- **WHAT YOU SHOULD DO**
Which lines below contain the word "accent"? Copy each one.

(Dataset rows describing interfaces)
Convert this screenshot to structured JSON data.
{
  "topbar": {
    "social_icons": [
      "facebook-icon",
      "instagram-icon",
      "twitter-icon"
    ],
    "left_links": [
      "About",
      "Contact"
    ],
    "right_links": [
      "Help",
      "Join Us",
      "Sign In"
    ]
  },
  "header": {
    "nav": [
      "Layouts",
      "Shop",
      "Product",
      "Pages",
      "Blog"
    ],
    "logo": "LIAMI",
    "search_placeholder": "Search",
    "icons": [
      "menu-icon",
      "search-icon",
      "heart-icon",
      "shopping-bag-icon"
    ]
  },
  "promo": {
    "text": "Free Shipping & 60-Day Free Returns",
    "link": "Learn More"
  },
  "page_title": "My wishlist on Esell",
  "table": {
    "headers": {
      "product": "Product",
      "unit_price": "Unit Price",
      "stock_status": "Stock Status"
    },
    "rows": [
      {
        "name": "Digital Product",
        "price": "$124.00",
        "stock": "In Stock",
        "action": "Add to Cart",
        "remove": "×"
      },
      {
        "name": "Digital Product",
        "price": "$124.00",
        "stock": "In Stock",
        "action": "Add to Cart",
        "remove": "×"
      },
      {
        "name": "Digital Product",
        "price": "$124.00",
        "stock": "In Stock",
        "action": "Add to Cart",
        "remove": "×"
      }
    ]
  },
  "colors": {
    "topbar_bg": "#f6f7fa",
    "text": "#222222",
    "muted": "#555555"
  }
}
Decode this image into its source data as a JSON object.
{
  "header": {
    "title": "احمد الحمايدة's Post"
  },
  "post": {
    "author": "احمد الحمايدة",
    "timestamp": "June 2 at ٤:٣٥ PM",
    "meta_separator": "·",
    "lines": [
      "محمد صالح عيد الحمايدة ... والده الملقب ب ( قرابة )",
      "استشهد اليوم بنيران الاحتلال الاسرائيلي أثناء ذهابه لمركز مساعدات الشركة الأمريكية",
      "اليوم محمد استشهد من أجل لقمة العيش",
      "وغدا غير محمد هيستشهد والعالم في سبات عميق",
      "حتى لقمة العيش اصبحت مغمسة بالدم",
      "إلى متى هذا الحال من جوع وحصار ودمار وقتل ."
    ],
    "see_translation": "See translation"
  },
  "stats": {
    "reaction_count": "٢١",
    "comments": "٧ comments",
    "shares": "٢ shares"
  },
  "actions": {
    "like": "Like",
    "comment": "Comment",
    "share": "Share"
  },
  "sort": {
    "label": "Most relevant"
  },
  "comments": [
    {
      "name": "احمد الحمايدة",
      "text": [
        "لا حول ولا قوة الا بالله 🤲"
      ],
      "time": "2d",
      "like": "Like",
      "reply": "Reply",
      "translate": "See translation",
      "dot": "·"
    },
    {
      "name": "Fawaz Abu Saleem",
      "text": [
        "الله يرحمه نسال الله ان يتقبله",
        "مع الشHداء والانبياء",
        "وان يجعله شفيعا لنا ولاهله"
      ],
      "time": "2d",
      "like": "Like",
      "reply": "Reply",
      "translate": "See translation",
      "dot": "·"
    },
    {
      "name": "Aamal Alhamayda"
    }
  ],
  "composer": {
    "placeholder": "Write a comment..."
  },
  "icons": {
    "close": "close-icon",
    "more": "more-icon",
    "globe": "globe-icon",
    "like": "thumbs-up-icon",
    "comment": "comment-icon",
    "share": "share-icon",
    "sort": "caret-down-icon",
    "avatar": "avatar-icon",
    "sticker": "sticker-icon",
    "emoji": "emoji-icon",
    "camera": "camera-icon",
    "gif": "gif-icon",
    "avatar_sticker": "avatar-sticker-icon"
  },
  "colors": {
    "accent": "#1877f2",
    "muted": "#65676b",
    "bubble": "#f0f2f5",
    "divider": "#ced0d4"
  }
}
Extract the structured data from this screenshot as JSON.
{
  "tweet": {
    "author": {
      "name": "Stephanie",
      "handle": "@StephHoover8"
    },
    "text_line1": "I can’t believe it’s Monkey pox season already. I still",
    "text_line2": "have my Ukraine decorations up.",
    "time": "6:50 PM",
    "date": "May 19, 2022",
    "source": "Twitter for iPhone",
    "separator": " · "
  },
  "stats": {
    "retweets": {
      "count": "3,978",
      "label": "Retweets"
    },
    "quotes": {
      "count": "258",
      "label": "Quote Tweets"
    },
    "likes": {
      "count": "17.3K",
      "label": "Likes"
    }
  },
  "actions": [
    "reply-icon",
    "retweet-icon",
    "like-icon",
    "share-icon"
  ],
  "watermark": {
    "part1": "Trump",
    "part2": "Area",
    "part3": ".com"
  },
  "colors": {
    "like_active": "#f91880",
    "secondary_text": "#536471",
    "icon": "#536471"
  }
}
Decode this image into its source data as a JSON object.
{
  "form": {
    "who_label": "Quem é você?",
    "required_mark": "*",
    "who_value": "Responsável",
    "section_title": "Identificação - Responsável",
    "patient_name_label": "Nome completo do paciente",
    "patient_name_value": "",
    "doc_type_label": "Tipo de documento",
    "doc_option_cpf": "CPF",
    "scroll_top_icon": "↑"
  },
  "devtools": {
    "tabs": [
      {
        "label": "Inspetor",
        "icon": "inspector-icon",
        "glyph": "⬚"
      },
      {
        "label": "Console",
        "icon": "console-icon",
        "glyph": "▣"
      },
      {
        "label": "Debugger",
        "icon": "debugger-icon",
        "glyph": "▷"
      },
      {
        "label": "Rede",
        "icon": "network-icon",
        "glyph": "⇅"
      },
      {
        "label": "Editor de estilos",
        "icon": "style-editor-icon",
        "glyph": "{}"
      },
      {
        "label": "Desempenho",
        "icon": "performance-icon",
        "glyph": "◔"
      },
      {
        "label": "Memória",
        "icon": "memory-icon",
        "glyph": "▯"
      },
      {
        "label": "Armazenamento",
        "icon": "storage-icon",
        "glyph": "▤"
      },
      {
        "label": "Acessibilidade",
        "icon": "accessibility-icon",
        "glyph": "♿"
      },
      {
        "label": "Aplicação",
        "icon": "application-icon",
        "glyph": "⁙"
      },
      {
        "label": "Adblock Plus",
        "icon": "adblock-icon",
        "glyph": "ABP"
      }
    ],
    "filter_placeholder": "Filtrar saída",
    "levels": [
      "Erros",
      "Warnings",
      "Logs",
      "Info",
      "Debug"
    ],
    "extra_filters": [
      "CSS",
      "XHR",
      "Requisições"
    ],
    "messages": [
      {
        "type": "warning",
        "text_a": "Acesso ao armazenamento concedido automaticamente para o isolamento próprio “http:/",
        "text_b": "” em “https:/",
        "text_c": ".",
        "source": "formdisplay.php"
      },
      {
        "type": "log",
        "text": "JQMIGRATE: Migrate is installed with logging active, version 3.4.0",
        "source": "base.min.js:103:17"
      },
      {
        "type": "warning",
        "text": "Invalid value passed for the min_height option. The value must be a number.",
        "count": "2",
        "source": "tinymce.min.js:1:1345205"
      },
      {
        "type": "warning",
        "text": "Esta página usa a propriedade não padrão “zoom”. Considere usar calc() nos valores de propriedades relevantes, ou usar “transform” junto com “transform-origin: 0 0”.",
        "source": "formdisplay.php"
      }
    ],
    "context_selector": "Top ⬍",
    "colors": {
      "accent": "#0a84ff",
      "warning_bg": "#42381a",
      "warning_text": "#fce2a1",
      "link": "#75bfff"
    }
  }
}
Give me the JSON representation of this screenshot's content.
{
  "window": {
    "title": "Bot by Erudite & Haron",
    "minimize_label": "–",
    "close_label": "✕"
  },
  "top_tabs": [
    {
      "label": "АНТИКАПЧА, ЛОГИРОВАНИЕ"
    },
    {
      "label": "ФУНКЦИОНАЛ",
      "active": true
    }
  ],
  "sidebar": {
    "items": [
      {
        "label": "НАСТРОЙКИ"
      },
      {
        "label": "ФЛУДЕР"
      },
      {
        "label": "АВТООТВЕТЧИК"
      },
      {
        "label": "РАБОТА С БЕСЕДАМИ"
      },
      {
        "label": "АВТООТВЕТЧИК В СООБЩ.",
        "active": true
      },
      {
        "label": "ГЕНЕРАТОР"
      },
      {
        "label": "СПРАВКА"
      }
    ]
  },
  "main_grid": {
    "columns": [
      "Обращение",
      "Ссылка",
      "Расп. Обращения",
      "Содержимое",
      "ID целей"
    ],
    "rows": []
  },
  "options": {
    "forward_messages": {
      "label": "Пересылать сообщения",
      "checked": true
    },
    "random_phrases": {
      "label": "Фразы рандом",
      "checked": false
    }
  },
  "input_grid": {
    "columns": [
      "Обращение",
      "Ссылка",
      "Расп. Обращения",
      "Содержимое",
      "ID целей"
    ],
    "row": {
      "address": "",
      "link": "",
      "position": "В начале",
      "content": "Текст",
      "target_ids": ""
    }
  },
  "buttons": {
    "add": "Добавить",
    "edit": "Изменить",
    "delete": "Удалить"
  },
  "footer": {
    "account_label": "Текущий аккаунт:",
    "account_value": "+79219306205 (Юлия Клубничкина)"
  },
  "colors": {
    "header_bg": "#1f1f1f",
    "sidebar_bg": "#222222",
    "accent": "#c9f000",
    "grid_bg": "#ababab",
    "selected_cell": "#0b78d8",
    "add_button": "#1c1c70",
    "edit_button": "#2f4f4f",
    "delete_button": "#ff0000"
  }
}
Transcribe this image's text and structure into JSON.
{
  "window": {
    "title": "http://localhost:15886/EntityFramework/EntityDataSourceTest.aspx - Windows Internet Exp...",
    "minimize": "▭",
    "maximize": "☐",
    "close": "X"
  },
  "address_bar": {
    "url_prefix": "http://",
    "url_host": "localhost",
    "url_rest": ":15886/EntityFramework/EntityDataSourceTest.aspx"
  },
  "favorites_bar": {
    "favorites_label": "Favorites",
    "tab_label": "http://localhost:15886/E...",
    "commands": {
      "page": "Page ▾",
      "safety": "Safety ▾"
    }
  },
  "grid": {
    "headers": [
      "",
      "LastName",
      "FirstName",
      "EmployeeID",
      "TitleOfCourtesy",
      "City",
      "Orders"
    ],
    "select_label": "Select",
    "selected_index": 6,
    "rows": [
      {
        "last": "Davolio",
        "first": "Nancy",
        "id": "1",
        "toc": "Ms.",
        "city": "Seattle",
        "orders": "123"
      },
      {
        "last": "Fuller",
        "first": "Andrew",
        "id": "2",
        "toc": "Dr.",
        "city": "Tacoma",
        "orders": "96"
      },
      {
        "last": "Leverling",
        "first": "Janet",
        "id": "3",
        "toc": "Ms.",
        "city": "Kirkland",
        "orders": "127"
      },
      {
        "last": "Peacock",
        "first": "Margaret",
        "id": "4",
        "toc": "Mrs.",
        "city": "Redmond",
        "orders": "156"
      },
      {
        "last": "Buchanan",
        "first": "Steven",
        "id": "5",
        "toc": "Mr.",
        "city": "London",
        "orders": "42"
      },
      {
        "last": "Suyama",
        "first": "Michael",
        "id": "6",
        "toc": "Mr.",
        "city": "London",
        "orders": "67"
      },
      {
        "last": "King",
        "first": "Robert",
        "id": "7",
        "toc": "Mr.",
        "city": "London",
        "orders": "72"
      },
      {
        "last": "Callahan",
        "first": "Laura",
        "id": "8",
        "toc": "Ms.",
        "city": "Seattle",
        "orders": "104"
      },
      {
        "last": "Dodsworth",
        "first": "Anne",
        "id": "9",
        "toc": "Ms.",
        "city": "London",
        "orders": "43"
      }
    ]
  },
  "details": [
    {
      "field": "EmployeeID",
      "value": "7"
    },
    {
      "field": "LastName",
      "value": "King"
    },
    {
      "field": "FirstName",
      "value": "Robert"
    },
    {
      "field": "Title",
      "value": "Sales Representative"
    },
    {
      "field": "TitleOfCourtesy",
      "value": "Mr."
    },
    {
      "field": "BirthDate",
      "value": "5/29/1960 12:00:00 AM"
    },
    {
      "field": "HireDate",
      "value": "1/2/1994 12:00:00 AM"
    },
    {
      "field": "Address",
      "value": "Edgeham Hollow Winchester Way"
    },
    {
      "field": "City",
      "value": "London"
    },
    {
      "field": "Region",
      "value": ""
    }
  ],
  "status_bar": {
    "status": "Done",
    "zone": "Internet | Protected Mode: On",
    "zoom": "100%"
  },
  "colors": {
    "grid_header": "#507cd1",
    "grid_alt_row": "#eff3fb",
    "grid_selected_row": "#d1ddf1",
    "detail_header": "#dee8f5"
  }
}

- **FINISHED TASK**
    "accent": "#1877f2",
      "accent": "#0a84ff",
    "accent": "#c9f000",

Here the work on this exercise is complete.